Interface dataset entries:

BEGIN

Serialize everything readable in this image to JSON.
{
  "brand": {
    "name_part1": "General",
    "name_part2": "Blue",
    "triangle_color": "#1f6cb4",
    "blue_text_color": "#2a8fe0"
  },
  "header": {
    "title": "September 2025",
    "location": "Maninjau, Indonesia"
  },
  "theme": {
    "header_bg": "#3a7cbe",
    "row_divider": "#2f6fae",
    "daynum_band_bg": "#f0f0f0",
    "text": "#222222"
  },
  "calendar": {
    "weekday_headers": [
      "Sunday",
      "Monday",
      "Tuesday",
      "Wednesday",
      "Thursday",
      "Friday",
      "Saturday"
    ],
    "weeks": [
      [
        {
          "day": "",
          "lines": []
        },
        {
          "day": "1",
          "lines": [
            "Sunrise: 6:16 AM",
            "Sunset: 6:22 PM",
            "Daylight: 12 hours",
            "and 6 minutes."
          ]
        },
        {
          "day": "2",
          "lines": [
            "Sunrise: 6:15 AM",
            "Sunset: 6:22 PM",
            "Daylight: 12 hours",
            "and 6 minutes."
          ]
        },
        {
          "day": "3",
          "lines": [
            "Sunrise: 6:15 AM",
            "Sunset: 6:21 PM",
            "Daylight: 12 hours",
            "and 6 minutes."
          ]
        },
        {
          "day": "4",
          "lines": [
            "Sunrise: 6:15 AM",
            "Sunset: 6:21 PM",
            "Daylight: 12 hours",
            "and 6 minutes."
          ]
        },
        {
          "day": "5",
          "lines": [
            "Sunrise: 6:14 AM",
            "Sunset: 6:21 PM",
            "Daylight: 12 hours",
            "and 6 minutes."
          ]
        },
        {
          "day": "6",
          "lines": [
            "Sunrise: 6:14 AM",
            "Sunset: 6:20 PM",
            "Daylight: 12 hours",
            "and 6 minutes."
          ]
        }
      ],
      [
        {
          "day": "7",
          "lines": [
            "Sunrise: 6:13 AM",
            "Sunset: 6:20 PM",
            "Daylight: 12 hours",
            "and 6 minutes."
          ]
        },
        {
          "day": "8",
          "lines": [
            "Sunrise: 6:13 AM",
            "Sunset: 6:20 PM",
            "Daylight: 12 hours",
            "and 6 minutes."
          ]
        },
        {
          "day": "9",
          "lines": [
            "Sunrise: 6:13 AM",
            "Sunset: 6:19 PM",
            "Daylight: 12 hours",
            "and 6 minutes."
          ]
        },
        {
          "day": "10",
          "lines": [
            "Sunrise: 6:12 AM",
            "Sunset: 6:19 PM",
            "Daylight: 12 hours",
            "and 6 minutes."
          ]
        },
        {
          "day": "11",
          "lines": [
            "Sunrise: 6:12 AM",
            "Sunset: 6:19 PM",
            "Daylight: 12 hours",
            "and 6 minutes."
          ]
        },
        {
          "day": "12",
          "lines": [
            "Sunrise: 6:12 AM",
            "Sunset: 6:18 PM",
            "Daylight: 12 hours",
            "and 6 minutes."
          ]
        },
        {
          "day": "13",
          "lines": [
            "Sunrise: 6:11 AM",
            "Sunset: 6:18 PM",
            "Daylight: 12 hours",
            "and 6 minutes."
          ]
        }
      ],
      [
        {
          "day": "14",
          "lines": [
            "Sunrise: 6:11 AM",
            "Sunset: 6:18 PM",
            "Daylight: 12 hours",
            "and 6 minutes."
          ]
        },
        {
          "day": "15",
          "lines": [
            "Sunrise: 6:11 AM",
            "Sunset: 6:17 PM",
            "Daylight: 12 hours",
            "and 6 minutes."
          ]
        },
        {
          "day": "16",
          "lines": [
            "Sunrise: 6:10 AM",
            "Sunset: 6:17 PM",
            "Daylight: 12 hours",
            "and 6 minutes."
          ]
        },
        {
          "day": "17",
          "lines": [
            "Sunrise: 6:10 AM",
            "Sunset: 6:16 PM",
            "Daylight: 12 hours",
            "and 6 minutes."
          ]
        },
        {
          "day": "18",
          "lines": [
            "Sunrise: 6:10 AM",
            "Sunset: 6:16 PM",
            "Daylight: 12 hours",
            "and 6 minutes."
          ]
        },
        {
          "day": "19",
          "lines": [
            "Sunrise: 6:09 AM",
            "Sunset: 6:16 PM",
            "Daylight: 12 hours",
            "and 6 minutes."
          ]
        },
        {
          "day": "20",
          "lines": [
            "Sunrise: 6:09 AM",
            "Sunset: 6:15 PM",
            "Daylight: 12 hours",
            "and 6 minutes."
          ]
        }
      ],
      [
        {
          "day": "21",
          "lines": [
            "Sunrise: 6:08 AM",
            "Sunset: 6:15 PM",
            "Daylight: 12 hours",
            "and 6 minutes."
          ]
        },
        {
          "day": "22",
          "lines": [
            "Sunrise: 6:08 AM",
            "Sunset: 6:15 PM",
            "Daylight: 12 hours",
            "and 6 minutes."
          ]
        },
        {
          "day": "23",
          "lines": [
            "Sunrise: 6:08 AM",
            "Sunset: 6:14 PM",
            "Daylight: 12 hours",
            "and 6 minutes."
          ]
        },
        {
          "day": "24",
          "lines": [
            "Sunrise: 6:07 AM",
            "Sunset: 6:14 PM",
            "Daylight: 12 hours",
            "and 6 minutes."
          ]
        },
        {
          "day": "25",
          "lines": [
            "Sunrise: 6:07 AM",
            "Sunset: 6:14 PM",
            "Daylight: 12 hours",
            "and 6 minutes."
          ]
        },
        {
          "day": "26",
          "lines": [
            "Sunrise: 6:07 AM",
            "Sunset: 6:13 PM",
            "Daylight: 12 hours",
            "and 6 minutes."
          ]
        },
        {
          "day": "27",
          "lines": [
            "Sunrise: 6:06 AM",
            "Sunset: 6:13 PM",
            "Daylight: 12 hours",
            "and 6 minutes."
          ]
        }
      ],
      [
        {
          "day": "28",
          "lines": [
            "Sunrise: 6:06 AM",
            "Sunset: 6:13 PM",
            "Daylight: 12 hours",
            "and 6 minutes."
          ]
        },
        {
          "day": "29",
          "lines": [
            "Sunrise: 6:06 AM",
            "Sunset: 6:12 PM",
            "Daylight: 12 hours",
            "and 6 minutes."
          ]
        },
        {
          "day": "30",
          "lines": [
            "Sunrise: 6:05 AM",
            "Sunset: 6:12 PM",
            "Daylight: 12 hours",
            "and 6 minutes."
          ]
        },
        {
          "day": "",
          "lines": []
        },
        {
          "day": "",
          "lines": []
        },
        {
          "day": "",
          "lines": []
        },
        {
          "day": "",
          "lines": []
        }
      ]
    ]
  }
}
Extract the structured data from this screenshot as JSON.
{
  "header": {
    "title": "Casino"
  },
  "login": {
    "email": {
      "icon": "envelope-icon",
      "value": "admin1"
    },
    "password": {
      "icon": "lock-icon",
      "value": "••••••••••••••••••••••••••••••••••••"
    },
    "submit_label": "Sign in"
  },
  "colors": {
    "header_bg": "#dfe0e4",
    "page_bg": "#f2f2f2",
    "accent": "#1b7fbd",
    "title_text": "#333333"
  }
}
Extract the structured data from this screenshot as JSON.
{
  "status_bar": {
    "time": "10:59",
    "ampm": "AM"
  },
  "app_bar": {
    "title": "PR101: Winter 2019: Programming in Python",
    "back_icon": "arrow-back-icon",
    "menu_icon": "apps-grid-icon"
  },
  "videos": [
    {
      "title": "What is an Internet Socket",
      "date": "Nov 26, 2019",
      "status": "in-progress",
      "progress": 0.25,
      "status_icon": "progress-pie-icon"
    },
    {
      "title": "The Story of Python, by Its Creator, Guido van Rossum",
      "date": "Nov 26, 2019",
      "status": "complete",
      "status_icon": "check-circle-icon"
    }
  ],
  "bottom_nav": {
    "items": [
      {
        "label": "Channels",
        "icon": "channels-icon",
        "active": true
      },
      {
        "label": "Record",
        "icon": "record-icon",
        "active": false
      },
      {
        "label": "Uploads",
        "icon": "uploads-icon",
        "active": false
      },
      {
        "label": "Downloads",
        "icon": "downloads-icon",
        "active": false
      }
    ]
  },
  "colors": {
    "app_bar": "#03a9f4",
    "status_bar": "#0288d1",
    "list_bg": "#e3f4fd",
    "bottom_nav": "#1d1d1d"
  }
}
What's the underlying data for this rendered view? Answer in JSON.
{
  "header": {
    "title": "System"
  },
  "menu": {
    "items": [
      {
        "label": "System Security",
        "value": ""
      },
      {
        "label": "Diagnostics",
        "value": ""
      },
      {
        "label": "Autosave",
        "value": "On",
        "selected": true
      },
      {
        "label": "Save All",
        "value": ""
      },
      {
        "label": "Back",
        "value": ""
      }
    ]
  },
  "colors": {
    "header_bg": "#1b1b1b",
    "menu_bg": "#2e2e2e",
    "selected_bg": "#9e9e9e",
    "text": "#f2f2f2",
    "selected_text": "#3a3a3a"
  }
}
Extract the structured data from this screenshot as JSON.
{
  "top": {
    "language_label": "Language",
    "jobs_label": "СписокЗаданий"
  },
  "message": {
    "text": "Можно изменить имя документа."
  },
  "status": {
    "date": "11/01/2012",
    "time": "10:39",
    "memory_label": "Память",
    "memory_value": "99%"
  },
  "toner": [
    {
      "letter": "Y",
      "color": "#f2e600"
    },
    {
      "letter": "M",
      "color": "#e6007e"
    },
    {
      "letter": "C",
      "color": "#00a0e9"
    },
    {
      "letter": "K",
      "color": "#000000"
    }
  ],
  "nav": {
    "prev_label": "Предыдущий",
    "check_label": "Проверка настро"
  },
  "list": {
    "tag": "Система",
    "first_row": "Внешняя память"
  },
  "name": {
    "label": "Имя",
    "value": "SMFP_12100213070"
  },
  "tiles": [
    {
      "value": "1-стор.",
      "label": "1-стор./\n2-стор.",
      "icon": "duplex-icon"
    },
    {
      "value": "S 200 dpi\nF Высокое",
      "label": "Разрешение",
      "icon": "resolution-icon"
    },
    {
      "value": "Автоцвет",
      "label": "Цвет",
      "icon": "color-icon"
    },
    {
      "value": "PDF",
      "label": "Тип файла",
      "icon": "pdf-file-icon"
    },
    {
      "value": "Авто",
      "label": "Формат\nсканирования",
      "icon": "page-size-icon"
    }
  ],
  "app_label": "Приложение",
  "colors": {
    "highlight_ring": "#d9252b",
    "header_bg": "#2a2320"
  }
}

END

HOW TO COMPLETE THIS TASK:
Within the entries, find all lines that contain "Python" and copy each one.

OUTPUT OF THE EXERCISE:
    "title": "PR101: Winter 2019: Programming in Python",
      "title": "The Story of Python, by Its Creator, Guido van Rossum",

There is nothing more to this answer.